[Records from a collection]
^^^^^^^^^^^^^^^^
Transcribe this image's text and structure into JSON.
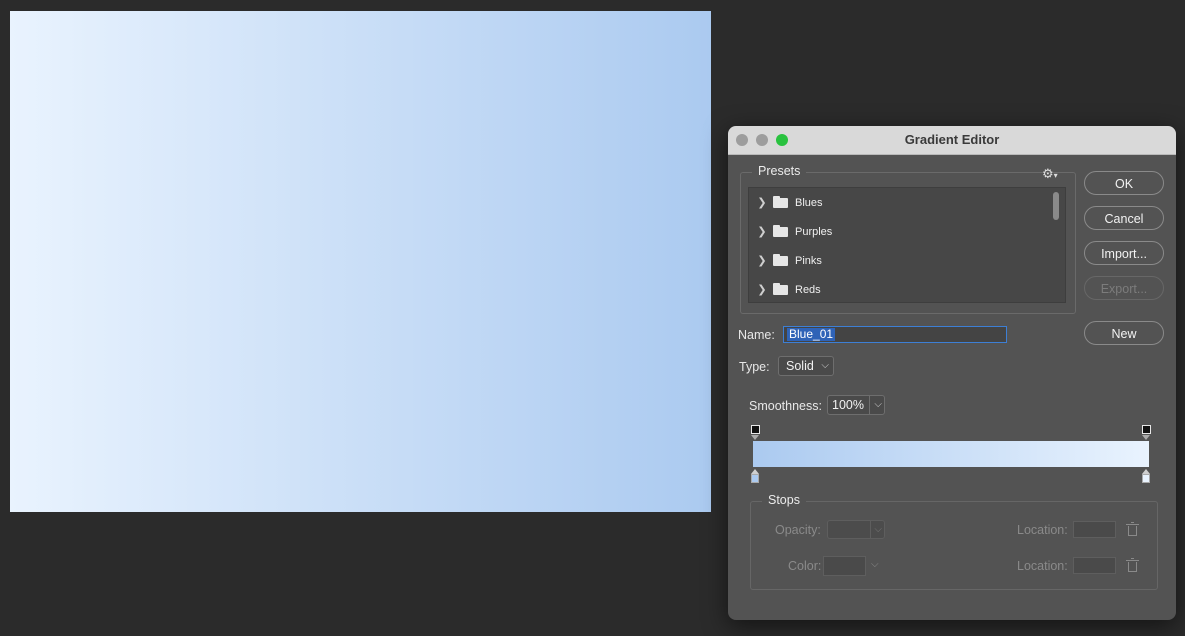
{
  "canvas": {
    "gradient_start": "#e9f3fe",
    "gradient_end": "#abcaf0"
  },
  "dialog": {
    "title": "Gradient Editor",
    "presets": {
      "legend": "Presets",
      "items": [
        {
          "label": "Blues"
        },
        {
          "label": "Purples"
        },
        {
          "label": "Pinks"
        },
        {
          "label": "Reds"
        }
      ]
    },
    "buttons": {
      "ok": "OK",
      "cancel": "Cancel",
      "import": "Import...",
      "export": "Export...",
      "new": "New"
    },
    "name": {
      "label": "Name:",
      "value": "Blue_01"
    },
    "type": {
      "label": "Type:",
      "value": "Solid"
    },
    "smoothness": {
      "label": "Smoothness:",
      "value": "100%"
    },
    "gradient": {
      "left_color": "#abcaf0",
      "right_color": "#e9f3fe"
    },
    "stops": {
      "legend": "Stops",
      "opacity_label": "Opacity:",
      "color_label": "Color:",
      "location_label": "Location:"
    }
  }
}
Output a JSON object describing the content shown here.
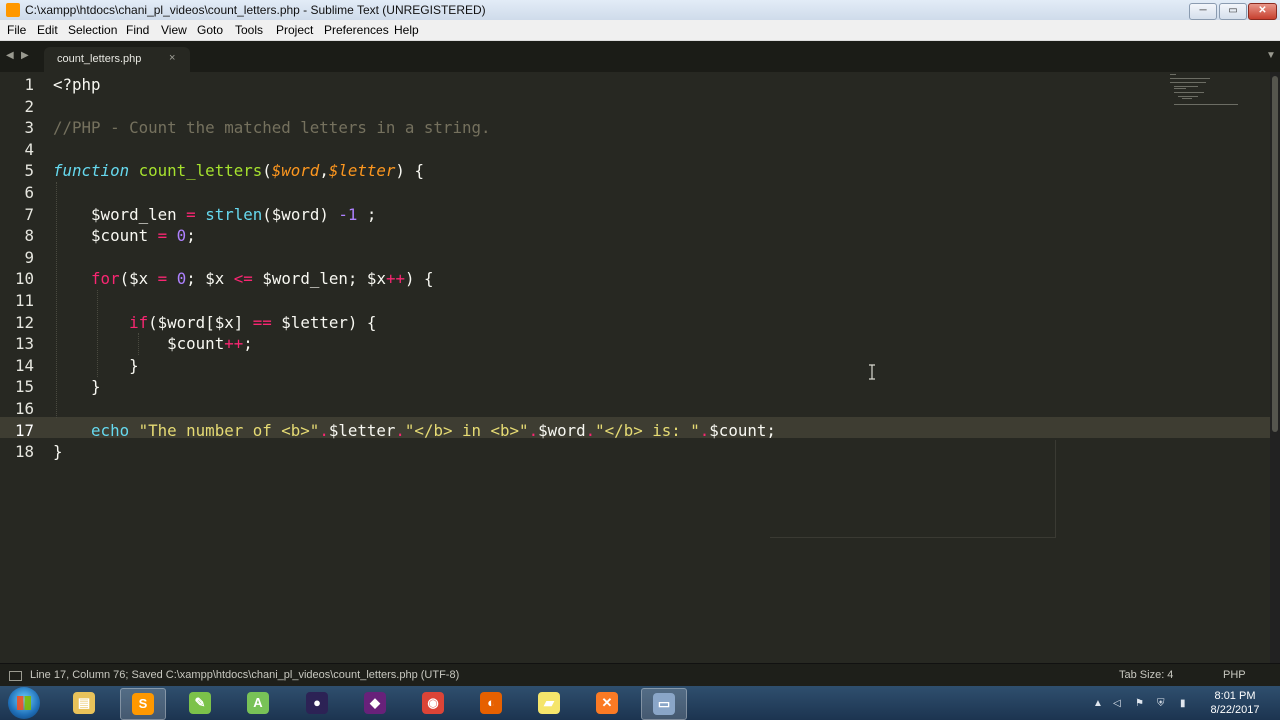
{
  "window": {
    "title": "C:\\xampp\\htdocs\\chani_pl_videos\\count_letters.php - Sublime Text (UNREGISTERED)",
    "min_label": "─",
    "max_label": "▭",
    "close_label": "✕"
  },
  "menu": [
    "File",
    "Edit",
    "Selection",
    "Find",
    "View",
    "Goto",
    "Tools",
    "Project",
    "Preferences",
    "Help"
  ],
  "tabs": {
    "active": "count_letters.php",
    "close_glyph": "×",
    "back_glyph": "◀",
    "fwd_glyph": "▶",
    "dropdown_glyph": "▼"
  },
  "editor": {
    "line_numbers": [
      "1",
      "2",
      "3",
      "4",
      "5",
      "6",
      "7",
      "8",
      "9",
      "10",
      "11",
      "12",
      "13",
      "14",
      "15",
      "16",
      "17",
      "18"
    ],
    "current_line": "17",
    "code": {
      "l1": "<?php",
      "l3": "//PHP - Count the matched letters in a string.",
      "l5": {
        "kw": "function",
        "name": "count_letters",
        "open": "(",
        "p1": "$word",
        "comma": ",",
        "p2": "$letter",
        "close": ") {"
      },
      "l7": {
        "var": "$word_len",
        "eq": "=",
        "fn": "strlen",
        "args": "($word)",
        "minus": "-1",
        "end": ";"
      },
      "l8": {
        "var": "$count",
        "eq": "=",
        "num": "0",
        "end": ";"
      },
      "l10": {
        "kw": "for",
        "a": "($x",
        "eq": "=",
        "zero": "0",
        "b": "; $x",
        "le": "<=",
        "c": "$word_len; $x",
        "inc": "++",
        "d": ") {"
      },
      "l12": {
        "kw": "if",
        "a": "($word[$x]",
        "eqeq": "==",
        "b": "$letter) {"
      },
      "l13": {
        "var": "$count",
        "inc": "++",
        "end": ";"
      },
      "l14": "}",
      "l15": "}",
      "l17": {
        "kw": "echo",
        "s1": "\"The number of <b>\"",
        "dot1": ".",
        "v1": "$letter",
        "dot2": ".",
        "s2": "\"</b> in <b>\"",
        "dot3": ".",
        "v2": "$word",
        "dot4": ".",
        "s3": "\"</b> is: \"",
        "dot5": ".",
        "v3": "$count;"
      },
      "l18": "}"
    },
    "colors": {
      "background": "#272822",
      "comment": "#75715e",
      "keyword": "#66d9ef",
      "function_name": "#a6e22e",
      "parameter": "#fd971f",
      "operator": "#f92672",
      "number": "#ae81ff",
      "string": "#e6db74"
    }
  },
  "status": {
    "left": "Line 17, Column 76; Saved C:\\xampp\\htdocs\\chani_pl_videos\\count_letters.php (UTF-8)",
    "tab_size": "Tab Size: 4",
    "syntax": "PHP"
  },
  "taskbar": {
    "apps": [
      {
        "name": "file-explorer",
        "glyph": "▤",
        "color": "#e8c25a",
        "active": false
      },
      {
        "name": "sublime-text",
        "glyph": "S",
        "color": "#ff9800",
        "active": true
      },
      {
        "name": "notepad-plus-plus",
        "glyph": "✎",
        "color": "#7cc24a",
        "active": false
      },
      {
        "name": "android-studio",
        "glyph": "A",
        "color": "#78c257",
        "active": false
      },
      {
        "name": "eclipse",
        "glyph": "●",
        "color": "#2c2255",
        "active": false
      },
      {
        "name": "visual-studio",
        "glyph": "◆",
        "color": "#68217a",
        "active": false
      },
      {
        "name": "chrome",
        "glyph": "◉",
        "color": "#db4437",
        "active": false
      },
      {
        "name": "firefox",
        "glyph": "◐",
        "color": "#e66000",
        "active": false
      },
      {
        "name": "sticky-notes",
        "glyph": "▰",
        "color": "#f5e56b",
        "active": false
      },
      {
        "name": "xampp",
        "glyph": "✕",
        "color": "#fb7a24",
        "active": false
      },
      {
        "name": "window-app",
        "glyph": "▭",
        "color": "#8aa6c8",
        "active": true
      }
    ],
    "tray_icons": [
      "▲",
      "◁",
      "⚑",
      "⛨",
      "▮"
    ],
    "time": "8:01 PM",
    "date": "8/22/2017"
  }
}
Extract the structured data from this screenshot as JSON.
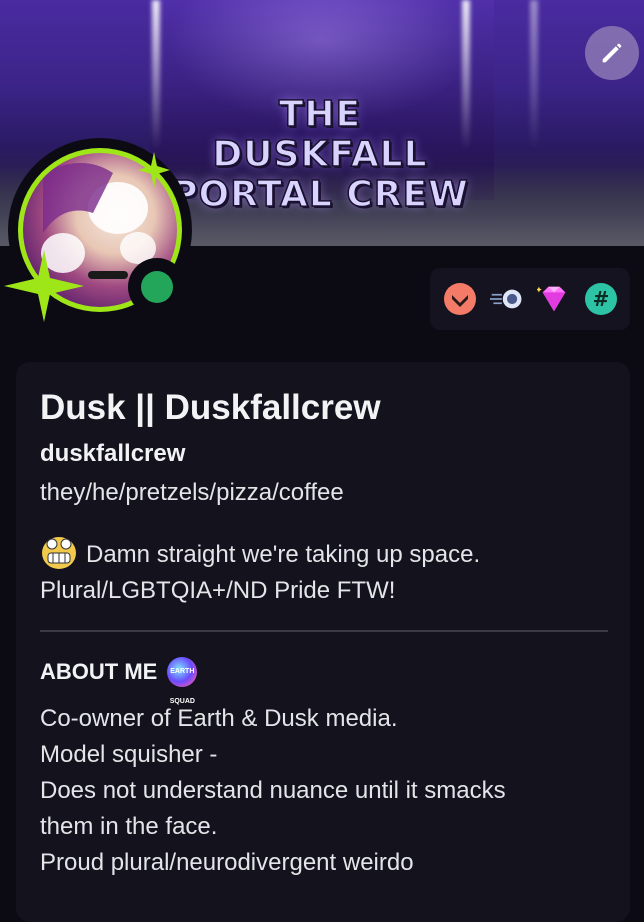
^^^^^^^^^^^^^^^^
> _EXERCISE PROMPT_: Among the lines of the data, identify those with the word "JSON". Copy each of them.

> _OUTPUT OF THE TASK_:
Transcribe this image's text and structure into JSON.
Output a JSON object describing the content shown here.
Extract the structured data from this screenshot as JSON.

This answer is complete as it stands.